----- Exercise material -----
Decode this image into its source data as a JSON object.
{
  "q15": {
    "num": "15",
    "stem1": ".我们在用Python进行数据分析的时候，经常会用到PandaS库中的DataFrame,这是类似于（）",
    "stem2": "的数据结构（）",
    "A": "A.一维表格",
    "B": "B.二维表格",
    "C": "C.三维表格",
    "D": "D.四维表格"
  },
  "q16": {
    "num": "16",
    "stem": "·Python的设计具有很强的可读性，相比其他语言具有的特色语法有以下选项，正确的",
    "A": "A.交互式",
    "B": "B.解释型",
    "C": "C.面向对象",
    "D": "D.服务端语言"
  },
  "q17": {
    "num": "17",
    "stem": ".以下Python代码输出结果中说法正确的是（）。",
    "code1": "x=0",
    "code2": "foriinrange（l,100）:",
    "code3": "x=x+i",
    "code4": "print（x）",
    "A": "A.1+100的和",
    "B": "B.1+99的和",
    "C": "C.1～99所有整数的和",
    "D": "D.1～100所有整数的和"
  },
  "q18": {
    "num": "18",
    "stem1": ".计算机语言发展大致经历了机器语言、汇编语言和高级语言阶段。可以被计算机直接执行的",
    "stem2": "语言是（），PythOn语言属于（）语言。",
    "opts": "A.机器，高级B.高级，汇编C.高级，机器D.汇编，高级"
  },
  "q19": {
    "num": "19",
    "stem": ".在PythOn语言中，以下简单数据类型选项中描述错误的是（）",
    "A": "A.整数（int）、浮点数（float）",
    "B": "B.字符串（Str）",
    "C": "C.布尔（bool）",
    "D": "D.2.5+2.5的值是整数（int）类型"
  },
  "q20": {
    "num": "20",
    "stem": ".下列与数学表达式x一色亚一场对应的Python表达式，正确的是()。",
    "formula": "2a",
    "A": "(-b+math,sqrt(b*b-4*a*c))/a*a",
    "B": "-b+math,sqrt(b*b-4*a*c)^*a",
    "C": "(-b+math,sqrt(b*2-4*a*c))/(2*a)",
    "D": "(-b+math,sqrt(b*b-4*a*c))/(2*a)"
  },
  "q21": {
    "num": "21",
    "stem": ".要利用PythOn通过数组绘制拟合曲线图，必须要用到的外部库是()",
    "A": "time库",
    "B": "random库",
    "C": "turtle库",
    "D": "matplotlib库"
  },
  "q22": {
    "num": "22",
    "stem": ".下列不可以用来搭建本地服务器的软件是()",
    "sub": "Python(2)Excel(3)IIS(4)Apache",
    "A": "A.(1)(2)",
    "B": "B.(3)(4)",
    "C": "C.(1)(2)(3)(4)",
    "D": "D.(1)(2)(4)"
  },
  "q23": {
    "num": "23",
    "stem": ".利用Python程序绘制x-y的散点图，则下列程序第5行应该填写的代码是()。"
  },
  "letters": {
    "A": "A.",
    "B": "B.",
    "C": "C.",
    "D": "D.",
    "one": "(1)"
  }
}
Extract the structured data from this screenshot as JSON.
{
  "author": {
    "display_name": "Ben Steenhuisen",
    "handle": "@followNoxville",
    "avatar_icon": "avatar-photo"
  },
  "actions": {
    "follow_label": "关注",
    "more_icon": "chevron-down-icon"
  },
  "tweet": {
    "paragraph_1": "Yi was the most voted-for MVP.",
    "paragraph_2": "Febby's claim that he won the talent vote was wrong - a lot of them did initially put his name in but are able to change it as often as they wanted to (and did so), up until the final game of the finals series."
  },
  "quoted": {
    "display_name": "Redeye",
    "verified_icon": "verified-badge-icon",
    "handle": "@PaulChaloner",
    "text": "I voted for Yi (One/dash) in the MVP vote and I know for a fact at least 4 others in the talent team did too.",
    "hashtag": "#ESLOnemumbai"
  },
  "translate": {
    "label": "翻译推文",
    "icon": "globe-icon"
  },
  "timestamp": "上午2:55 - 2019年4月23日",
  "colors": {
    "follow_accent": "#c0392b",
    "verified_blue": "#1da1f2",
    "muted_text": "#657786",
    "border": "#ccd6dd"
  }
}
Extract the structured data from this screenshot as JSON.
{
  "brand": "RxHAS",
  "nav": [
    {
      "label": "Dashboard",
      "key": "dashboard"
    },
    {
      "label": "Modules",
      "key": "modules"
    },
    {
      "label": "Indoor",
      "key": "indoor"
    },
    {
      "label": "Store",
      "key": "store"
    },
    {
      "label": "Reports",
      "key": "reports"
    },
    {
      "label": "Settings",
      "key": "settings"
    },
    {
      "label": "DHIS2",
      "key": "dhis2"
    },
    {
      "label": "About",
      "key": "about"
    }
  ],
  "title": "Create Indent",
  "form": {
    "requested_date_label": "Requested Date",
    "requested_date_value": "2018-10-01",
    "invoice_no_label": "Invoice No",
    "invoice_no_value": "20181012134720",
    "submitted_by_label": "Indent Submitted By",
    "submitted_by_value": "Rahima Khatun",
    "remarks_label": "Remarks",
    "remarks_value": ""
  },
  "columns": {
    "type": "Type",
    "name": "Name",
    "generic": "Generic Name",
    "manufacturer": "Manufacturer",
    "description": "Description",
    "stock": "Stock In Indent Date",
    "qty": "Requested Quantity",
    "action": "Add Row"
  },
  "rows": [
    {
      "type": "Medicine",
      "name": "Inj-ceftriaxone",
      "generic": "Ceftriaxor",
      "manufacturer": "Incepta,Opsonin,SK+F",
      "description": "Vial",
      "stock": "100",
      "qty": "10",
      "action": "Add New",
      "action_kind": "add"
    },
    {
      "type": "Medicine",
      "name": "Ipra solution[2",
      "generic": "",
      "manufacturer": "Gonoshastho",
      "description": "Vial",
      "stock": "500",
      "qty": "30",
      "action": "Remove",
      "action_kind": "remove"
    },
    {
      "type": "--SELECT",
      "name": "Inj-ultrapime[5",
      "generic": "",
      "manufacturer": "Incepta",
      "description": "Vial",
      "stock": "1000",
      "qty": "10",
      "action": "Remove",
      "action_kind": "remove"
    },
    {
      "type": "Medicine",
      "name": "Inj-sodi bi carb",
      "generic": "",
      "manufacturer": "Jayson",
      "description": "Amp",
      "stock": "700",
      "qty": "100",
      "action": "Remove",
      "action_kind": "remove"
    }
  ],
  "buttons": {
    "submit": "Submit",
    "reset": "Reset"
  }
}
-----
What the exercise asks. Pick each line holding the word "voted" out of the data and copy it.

Answer to the exercise.
    "paragraph_1": "Yi was the most voted-for MVP.",
    "text": "I voted for Yi (One/dash) in the MVP vote and I know for a fact at least 4 others in the talent team did too.",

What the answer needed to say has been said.